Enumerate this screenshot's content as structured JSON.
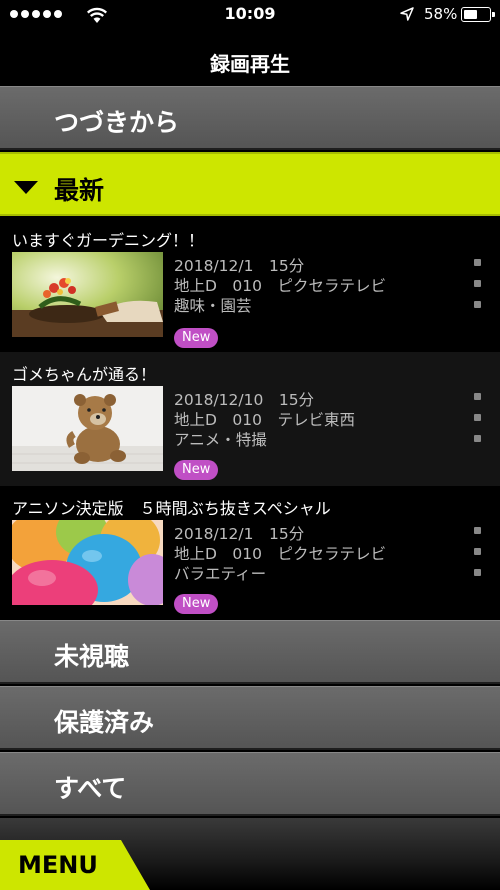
{
  "status_bar": {
    "time": "10:09",
    "battery_percent": "58%",
    "battery_level": 0.58,
    "signal_bars": 5
  },
  "nav": {
    "title": "録画再生"
  },
  "sections": {
    "continue": "つづきから",
    "latest": "最新",
    "unwatched": "未視聴",
    "protected": "保護済み",
    "all": "すべて"
  },
  "programs": [
    {
      "title": "いますぐガーデニング！！",
      "date": "2018/12/1　15分",
      "channel": "地上D　010　ピクセラテレビ",
      "genre": "趣味・園芸",
      "badge": "New",
      "thumbnail_icon": "gardening-photo"
    },
    {
      "title": "ゴメちゃんが通る！",
      "date": "2018/12/10　15分",
      "channel": "地上D　010　テレビ東西",
      "genre": "アニメ・特撮",
      "badge": "New",
      "thumbnail_icon": "teddy-bear-photo"
    },
    {
      "title": "アニソン決定版　５時間ぶち抜きスペシャル",
      "date": "2018/12/1　15分",
      "channel": "地上D　010　ピクセラテレビ",
      "genre": "バラエティー",
      "badge": "New",
      "thumbnail_icon": "balloons-photo"
    }
  ],
  "menu": {
    "label": "MENU"
  },
  "colors": {
    "accent": "#cde600",
    "badge": "#c04fc5",
    "row_gray": "#606060",
    "program_bg_dark": "#000000",
    "program_bg_alt": "#141414"
  }
}
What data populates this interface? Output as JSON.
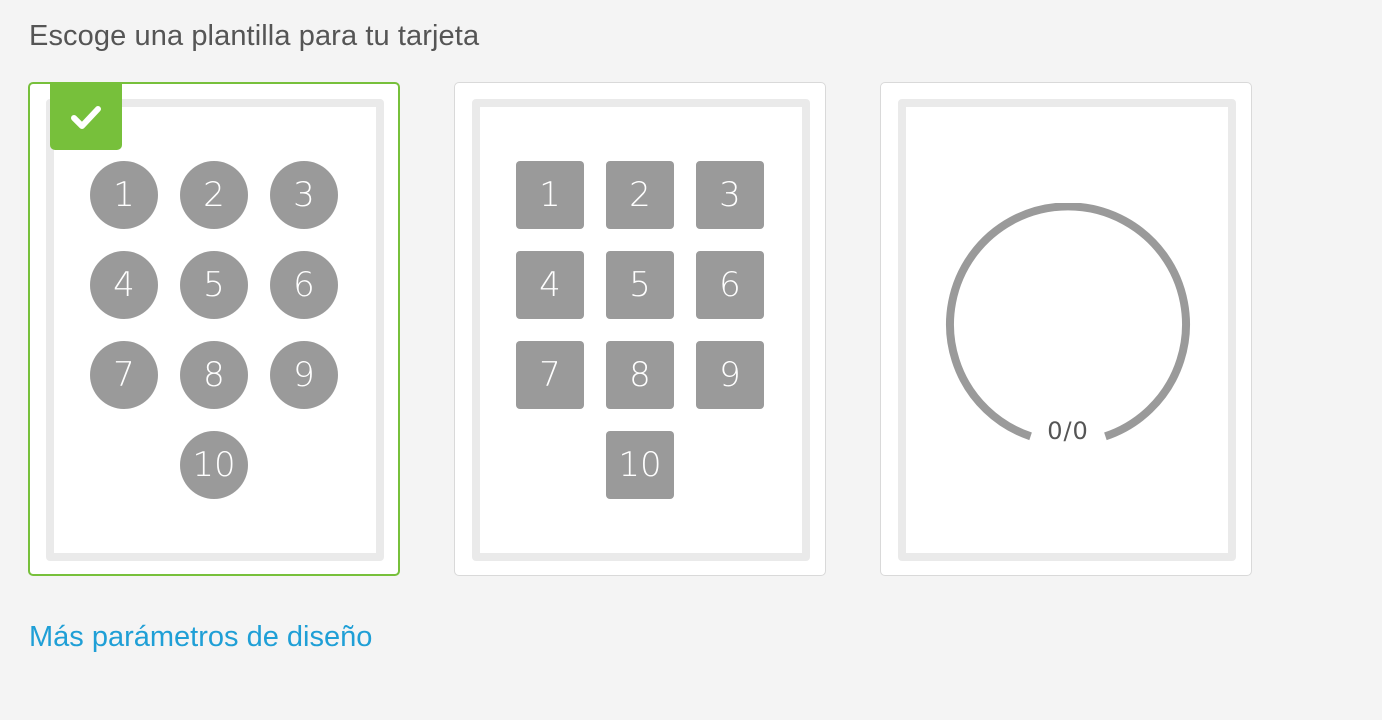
{
  "heading": "Escoge una plantilla para tu tarjeta",
  "templates": [
    {
      "id": "circles",
      "style": "circle",
      "selected": true,
      "stamps": [
        "1",
        "2",
        "3",
        "4",
        "5",
        "6",
        "7",
        "8",
        "9",
        "10"
      ]
    },
    {
      "id": "squares",
      "style": "square",
      "selected": false,
      "stamps": [
        "1",
        "2",
        "3",
        "4",
        "5",
        "6",
        "7",
        "8",
        "9",
        "10"
      ]
    },
    {
      "id": "progress",
      "style": "progress-ring",
      "selected": false,
      "progress_label": "0/0",
      "progress_value": 0
    }
  ],
  "more_link": "Más parámetros de diseño",
  "icons": {
    "selected_badge": "check-icon"
  },
  "colors": {
    "selected_accent": "#77c03b",
    "link": "#1f9fd6",
    "stamp_fill": "#9a9a9a",
    "frame": "#eaeaea"
  }
}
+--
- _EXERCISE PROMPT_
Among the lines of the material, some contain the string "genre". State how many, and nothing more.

- _RESULT OF THIS EXERCISE_
3